Albert Camus's novel The Stranger was first published in France in 1942 under its original French title, L'Étranger. It was later translated into English and published as The Stranger in the United States and The Outsider in England. Camus followed up this novel with The Plague in 1947 and The Fall in 1956. In 1957, he was given the Nobel Prize for Literature.
The Stranger is an absurdist novel that follows a protagonist named Meursault. The novel is told from the first-person narrative perspective, which allows readers to gain direct insight into Meursault's thoughts. As the novel unfolds, it becomes clear that Meursault is a complex character. One trait of his, however, seems to overpower all others—that of detachment.
Through Meursault and his refusal to ascribe meaning, reason, or emotion to events, The Stranger gives readers an introduction to the philosophy of absurdism. This philosophy is related to existentialism, but Camus was strongly opposed to being categorized as an existentialist. Absurdism adheres to the idea that the world is meaningless and indifferent to human life. People should not expect to find real meaning in it anywhere and should acknowledge that any meaning they themselves create is transient at best. This is an important distinction, because in this framework, the entire question of the meaning of life is instantly rendered pointless. Instead of searching for meaning or attempting to cling to the meaning we strive to create, Camus believed, we should accept that we dwell in an inherently meaningless universe.

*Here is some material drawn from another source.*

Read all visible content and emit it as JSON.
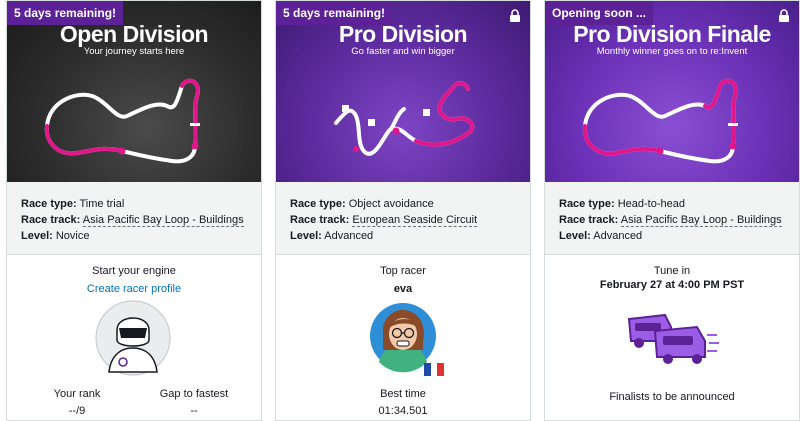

This philosophical viewpoint goes some way toward explaining why Meursault is so detached and uninterested in explaining his actions: everything that happens to him and around him is without meaning.